Losing a loved one is easily one of the most painful experiences any human can go through. But when death comes prematurely due to harmful acts, either committed intentionally or via negligence, families have the right to look for justice.
A Life Cut Short
In August of 2008, Elvia Collado was out to have fun with her boyfriend, Waldo Vargas. She was enjoying her evening off, one of the few she had between working as a counselor for developmentally disabled children and attending college courses at night. She was twenty-two years old and had many happy and successful years to look forward to until her life was cut tragically short.
Vargas chose to get behind the wheel of a car despite the fact that he was intoxicated. As he and Collado drove on the Belt Parkway through Queens, NY, the car reached speeds of up to 100 miles per hour. Vargas lost control of the vehicle and crashed into a tree. Collado was still alive when paramedics arrived and they rushed her to Jamaica Hospital.
At the hospital, Collado was found to have fractured ribs, lacerations, a disarticulation of the clavicle, and internal bleeding from several injured internal organs. Despite the surgeons best efforts, she passed away around three hours after arriving at the hospital.
In addition to criminal charges, Collado’s mother eventually filed a wrongful death lawsuit against Vargas and was awarded $549,000 by the jury.
Wrongful Death Lawsuits In New York
In the state of New York, five components need to be proven in order for a wrongful death claim to be applicable.
- A death needs to occur.
- The death needs to be caused by the wrongful conduct of the defendant.
- A cause of action needs to have occurred that the deceased would have been able to pursue in court if death hadn’t occurred.
- The deceased needs to be survived by one or more persons who have suffered a loss as a result of the death.

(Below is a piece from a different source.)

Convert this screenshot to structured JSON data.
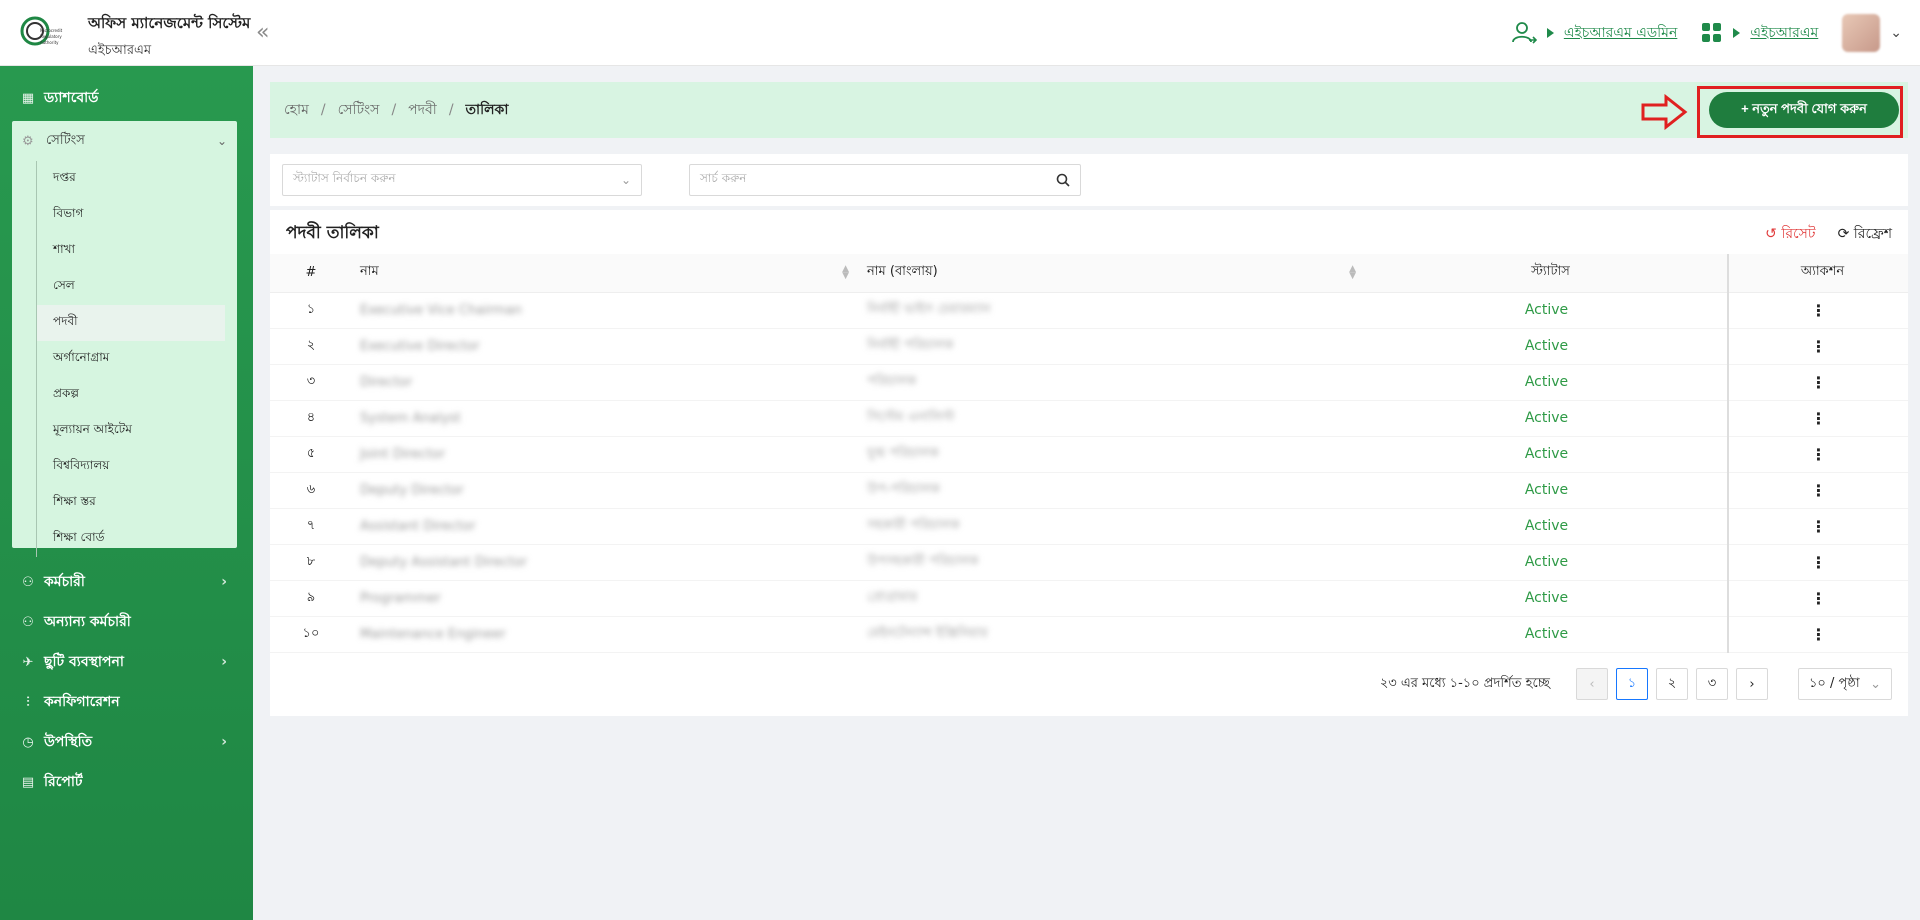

- There need to be damages the estate can recover (an example would be lost wages).
New York does not allow anyone other than the personal representative of the estate to file a wrongful death lawsuit. However, the personal representative can seek payment for losses suffered by the deceased heirs or beneficiaries. If the court awards damages then the representative holds those in trust for the surviving family members.
Examples of damages that have been awarded in the state of New York include:
- pain or suffering experienced by the deceased prior to death
- wages or benefits lost by the deceased between the time that deceased was injured and the time of death
- lost inheritance by surviving children
- medical costs incurred that related to the deceased person’s injury or illness which caused the death
- funeral and burial costs
At this time New York does not allow surviving family members to sue for their own pain and suffering, or loss of companionship. New York also enforces a statute of limitations and all wrongful death lawsuits must be filed within two years of the deceased person’s death.
Additional Legal Options
In general, the estate of a deceased person may sue for things which the deceased would have been entitled to if they had lived. For example, if the deceased was owed money by another person, the estate could sue to obtain that sum. The person in charge of handling these decisions is usually the Executor, which is a person named in the deceased’s Will to carry out the provisions listed in the Will. It is possible to name more than one Executor. If a lawsuit is won or settled, the executor is then responsible for distributing any monetary sum awarded to the beneficiaries of the estate.
Contact An Attorney Today
Due to the New York statute of limitations, it is critical that the family members of the deceased consult an attorney as quickly as possible. If you have lost a loved one suddenly due to the negligence of another person or by the intentionally harmful acts of another person, contact the experienced attorneys at Banville Law. Our attorneys will guide you through the emotional process of pursuing a lawsuit against those responsible for your loved one’s death.